Single Subject Design
Evaluation methods where
of a subject's (client's) behaviour are taken over time, including measurements before, during and after an intervention is implemented.
- period in which no intervention is being offered to the client
- the period in which the intervention is being implemented
3) Follow-up Phase - "checking-in" period to see if intervention effects maintained
The dependent variable is the measurement of the behaviour targeted for change (e.g., rates of self-injurious behaviour)
With intervention, the dependent variable may increase, decrease or stay the same compared to baseline. These changes are evaluated to determine if intervention was effective or not.
The independent variable is the introduction of the treatment being implemented (e.g., medication, reinforcement system).
Ideally, the intervention is the only thing changed. All other variables should be controlled for, kept constant (e.g., don't implement medication + reinforcement system together or don't implement an intervention when the client is moving).
Data on the dependent variable is compiled and graphed. This allows for interventionists and researchers to visually analyze the results in order to evaluate effectiveness and client progress.
Assessment data can also be graphed in order to visually present comparisons and support the identification of functional relationships (and thus the treatment being implemented).
of the research to keep up to date on assessment and intervention techniques
of our own interventions using single-subject designs

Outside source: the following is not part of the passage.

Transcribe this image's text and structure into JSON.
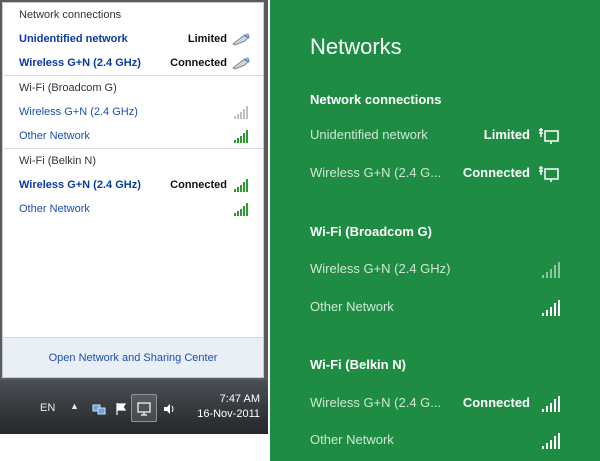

: sharing data/results from our clinical settings with other professionals and the scientific community.
(Hayes, Barlow, & Nelson-Gray, 1999)